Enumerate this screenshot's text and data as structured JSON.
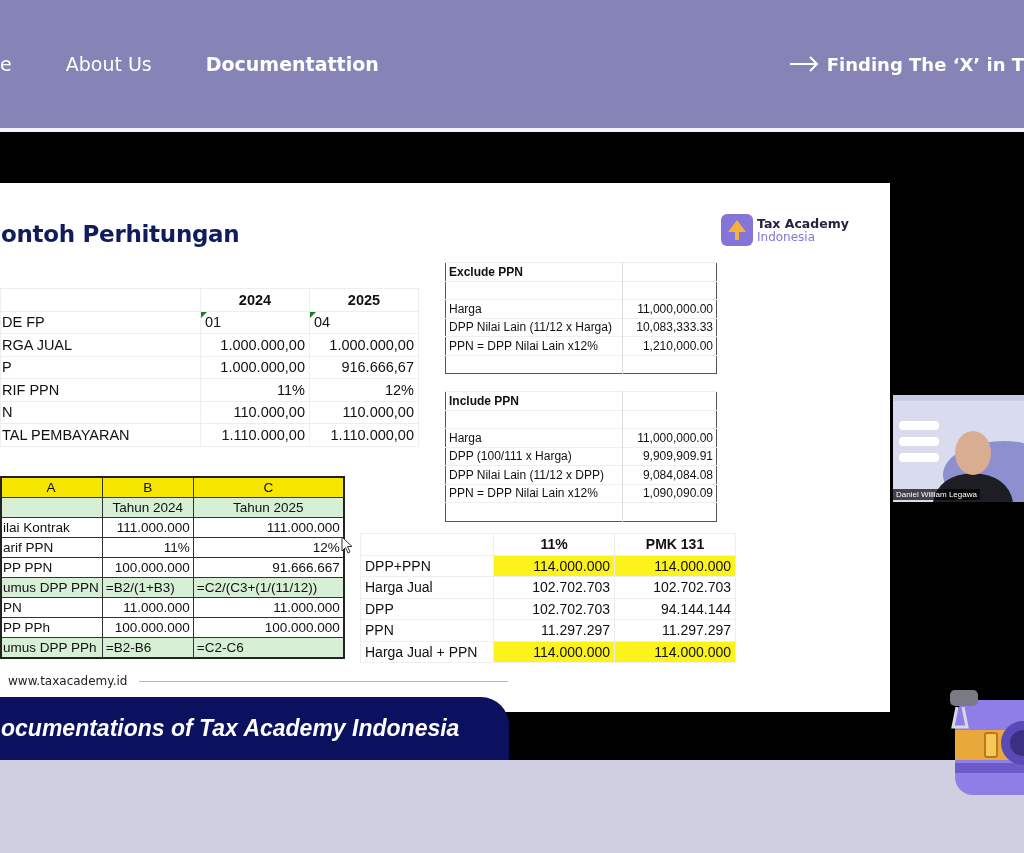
{
  "nav": {
    "links": [
      {
        "label": "e",
        "selected": false
      },
      {
        "label": "About Us",
        "selected": false
      },
      {
        "label": "Documentattion",
        "selected": true
      }
    ],
    "cta": "Finding The ‘X’ in T"
  },
  "slide": {
    "title": "ontoh Perhitungan",
    "logo": {
      "name": "Tax Academy",
      "sub": "Indonesia"
    },
    "year_table": {
      "columns": [
        "2024",
        "2025"
      ],
      "rows": [
        {
          "label": "DE FP",
          "kind": "code",
          "values": [
            "01",
            "04"
          ],
          "flagged": true
        },
        {
          "label": "RGA JUAL",
          "kind": "amount",
          "values": [
            "1.000.000,00",
            "1.000.000,00"
          ],
          "flagged": false
        },
        {
          "label": "P",
          "kind": "amount",
          "values": [
            "1.000.000,00",
            "916.666,67"
          ],
          "flagged": false
        },
        {
          "label": "RIF PPN",
          "kind": "amount",
          "values": [
            "11%",
            "12%"
          ],
          "flagged": false
        },
        {
          "label": "N",
          "kind": "amount",
          "values": [
            "110.000,00",
            "110.000,00"
          ],
          "flagged": false
        },
        {
          "label": "TAL PEMBAYARAN",
          "kind": "amount",
          "values": [
            "1.110.000,00",
            "1.110.000,00"
          ],
          "flagged": false
        }
      ]
    },
    "spreadsheet": {
      "column_headers": [
        "A",
        "B",
        "C"
      ],
      "rows": [
        {
          "kind": "header",
          "values": [
            "Tahun 2024",
            "Tahun 2025"
          ],
          "highlighted": true
        },
        {
          "label": "ilai Kontrak",
          "kind": "number",
          "values": [
            "111.000.000",
            "111.000.000"
          ],
          "highlighted": false
        },
        {
          "label": "arif PPN",
          "kind": "number",
          "values": [
            "11%",
            "12%"
          ],
          "highlighted": false
        },
        {
          "label": "PP PPN",
          "kind": "number",
          "values": [
            "100.000.000",
            "91.666.667"
          ],
          "highlighted": false
        },
        {
          "label": "umus DPP PPN",
          "kind": "formula",
          "values": [
            "=B2/(1+B3)",
            "=C2/(C3+(1/(11/12))"
          ],
          "highlighted": true
        },
        {
          "label": "PN",
          "kind": "number",
          "values": [
            "11.000.000",
            "11.000.000"
          ],
          "highlighted": false
        },
        {
          "label": "PP PPh",
          "kind": "number",
          "values": [
            "100.000.000",
            "100.000.000"
          ],
          "highlighted": false
        },
        {
          "label": "umus DPP PPh",
          "kind": "formula",
          "values": [
            "=B2-B6",
            "=C2-C6"
          ],
          "highlighted": true
        }
      ]
    },
    "exclude_box": {
      "title": "Exclude PPN",
      "rows": [
        {
          "label": "Harga",
          "value": "11,000,000.00"
        },
        {
          "label": "DPP Nilai Lain (11/12 x Harga)",
          "value": "10,083,333.33"
        },
        {
          "label": "PPN = DPP Nilai Lain x12%",
          "value": "1,210,000.00"
        }
      ]
    },
    "include_box": {
      "title": "Include PPN",
      "rows": [
        {
          "label": "Harga",
          "value": "11,000,000.00"
        },
        {
          "label": "DPP (100/111 x Harga)",
          "value": "9,909,909.91"
        },
        {
          "label": "DPP Nilai Lain (11/12 x DPP)",
          "value": "9,084,084.08"
        },
        {
          "label": "PPN = DPP Nilai Lain x12%",
          "value": "1,090,090.09"
        }
      ]
    },
    "rate_table": {
      "columns": [
        "11%",
        "PMK 131"
      ],
      "rows": [
        {
          "label": "DPP+PPN",
          "values": [
            "114.000.000",
            "114.000.000"
          ],
          "highlighted": true
        },
        {
          "label": "Harga Jual",
          "values": [
            "102.702.703",
            "102.702.703"
          ],
          "highlighted": false
        },
        {
          "label": "DPP",
          "values": [
            "102.702.703",
            "94.144.144"
          ],
          "highlighted": false
        },
        {
          "label": "PPN",
          "values": [
            "11.297.297",
            "11.297.297"
          ],
          "highlighted": false
        },
        {
          "label": "Harga Jual + PPN",
          "values": [
            "114.000.000",
            "114.000.000"
          ],
          "highlighted": true
        }
      ]
    },
    "footer_url": "www.taxacademy.id"
  },
  "webcam": {
    "participant": "Daniel William Legawa"
  },
  "banner": "ocumentations of Tax Academy Indonesia"
}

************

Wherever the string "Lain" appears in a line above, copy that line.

→ **RESPONSE TO THE EXERCISE**:
          "label": "DPP Nilai Lain (11/12 x Harga)",
          "label": "PPN = DPP Nilai Lain x12%",
          "label": "DPP Nilai Lain (11/12 x DPP)",
          "label": "PPN = DPP Nilai Lain x12%",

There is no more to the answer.